On Monday, February 17th, deputies from the SCV Sheriff Station were patrolling in Canyon Country around midnight when they encountered a suspicious situation. They noticed a car parked in an alley behind some closed businesses at around midnight. Upon investigation, deputies learned that the female driver and male passenger both had warrants out for their arrests. After conducting a search, deputies found a “large quantity” of mail, credit cards, and debit cards that were not in any of their names. Deputies also discovered narcotics and burglary tools during their search.

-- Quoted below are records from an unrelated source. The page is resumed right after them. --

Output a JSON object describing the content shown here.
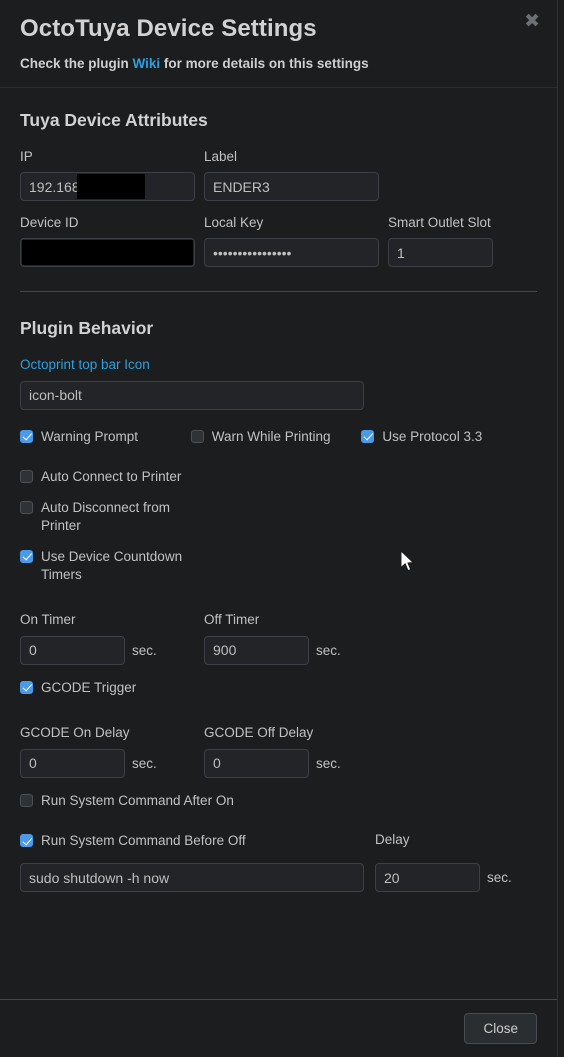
{
  "window": {
    "title": "OctoTuya Device Settings",
    "subtitle_before": "Check the plugin ",
    "subtitle_link": "Wiki",
    "subtitle_after": " for more details on this settings",
    "close_icon": "close-icon",
    "close_glyph": "✖"
  },
  "sections": {
    "attributes": {
      "title": "Tuya Device Attributes",
      "ip": {
        "label": "IP",
        "value": "192.168",
        "redacted": true
      },
      "label_field": {
        "label": "Label",
        "value": "ENDER3"
      },
      "device_id": {
        "label": "Device ID",
        "value": "",
        "redacted": true
      },
      "local_key": {
        "label": "Local Key",
        "value": "••••••••••••••••"
      },
      "smart_outlet_slot": {
        "label": "Smart Outlet Slot",
        "value": "1"
      }
    },
    "behavior": {
      "title": "Plugin Behavior",
      "topbar_icon": {
        "label": "Octoprint top bar Icon",
        "value": "icon-bolt"
      },
      "checkboxes": {
        "warning_prompt": {
          "label": "Warning Prompt",
          "checked": true
        },
        "warn_while_printing": {
          "label": "Warn While Printing",
          "checked": false
        },
        "use_protocol_33": {
          "label": "Use Protocol 3.3",
          "checked": true
        },
        "auto_connect": {
          "label": "Auto Connect to Printer",
          "checked": false
        },
        "auto_disconnect": {
          "label": "Auto Disconnect from Printer",
          "checked": false
        },
        "use_countdown_timers": {
          "label": "Use Device Countdown Timers",
          "checked": true
        },
        "gcode_trigger": {
          "label": "GCODE Trigger",
          "checked": true
        },
        "run_cmd_after_on": {
          "label": "Run System Command After On",
          "checked": false
        },
        "run_cmd_before_off": {
          "label": "Run System Command Before Off",
          "checked": true
        }
      },
      "on_timer": {
        "label": "On Timer",
        "value": "0",
        "suffix": "sec."
      },
      "off_timer": {
        "label": "Off Timer",
        "value": "900",
        "suffix": "sec."
      },
      "gcode_on_delay": {
        "label": "GCODE On Delay",
        "value": "0",
        "suffix": "sec."
      },
      "gcode_off_delay": {
        "label": "GCODE Off Delay",
        "value": "0",
        "suffix": "sec."
      },
      "system_command": {
        "value": "sudo shutdown -h now"
      },
      "command_delay": {
        "label": "Delay",
        "value": "20",
        "suffix": "sec."
      }
    }
  },
  "footer": {
    "close_button": "Close"
  },
  "colors": {
    "accent": "#2f9fe0",
    "checkbox_on": "#4a9ae8",
    "background": "#1b1d1f",
    "input_background": "#222427"
  }
}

The suspects were arrested and charged with identity theft, possession of burglary tools, and possession of narcotics. They were transported to the SCV Sheriff Station to undergo booking and processing. The charges surrounding their outstanding warrants are unknown at this time.
The state’s identity theft laws are covered under California Penal Code 530.5 PC. Under this law, it is illegal to take someone else’s personal identifying information and use it in an unlawful or fraudulent manner. “Personal identifying information” includes things like names, addresses, telephone numbers, driver’s license numbers, and passport information.
The crime can be charged as either a misdemeanor or a felony depending on the circumstances of the case and the defendant’s prior criminal history. When charged as a misdemeanor, the potential penalties include up to 1 year in county jail. When charged as a felony, the potential penalties include up to 3 years in jail.
Possession of burglary tools is covered under California Penal Code 466 PC. To be charged with possession of burglary tools, one must have in their possession certain tools, such as screwdrivers, picklocks, and crowbars, and must possess them with “criminal intent.” The crime is a misdemeanor punishable by up to 6 months in county jail.
Possession of narcotics is covered under California Health and Safety Code 11350 HS, California’s “possession of a controlled substance” law. The law makes it illegal to possess a “controlled substance” without a prescription. The crime is a misdemeanor punishable by up to 1 year in county jail and/or a fine of up to $1,000.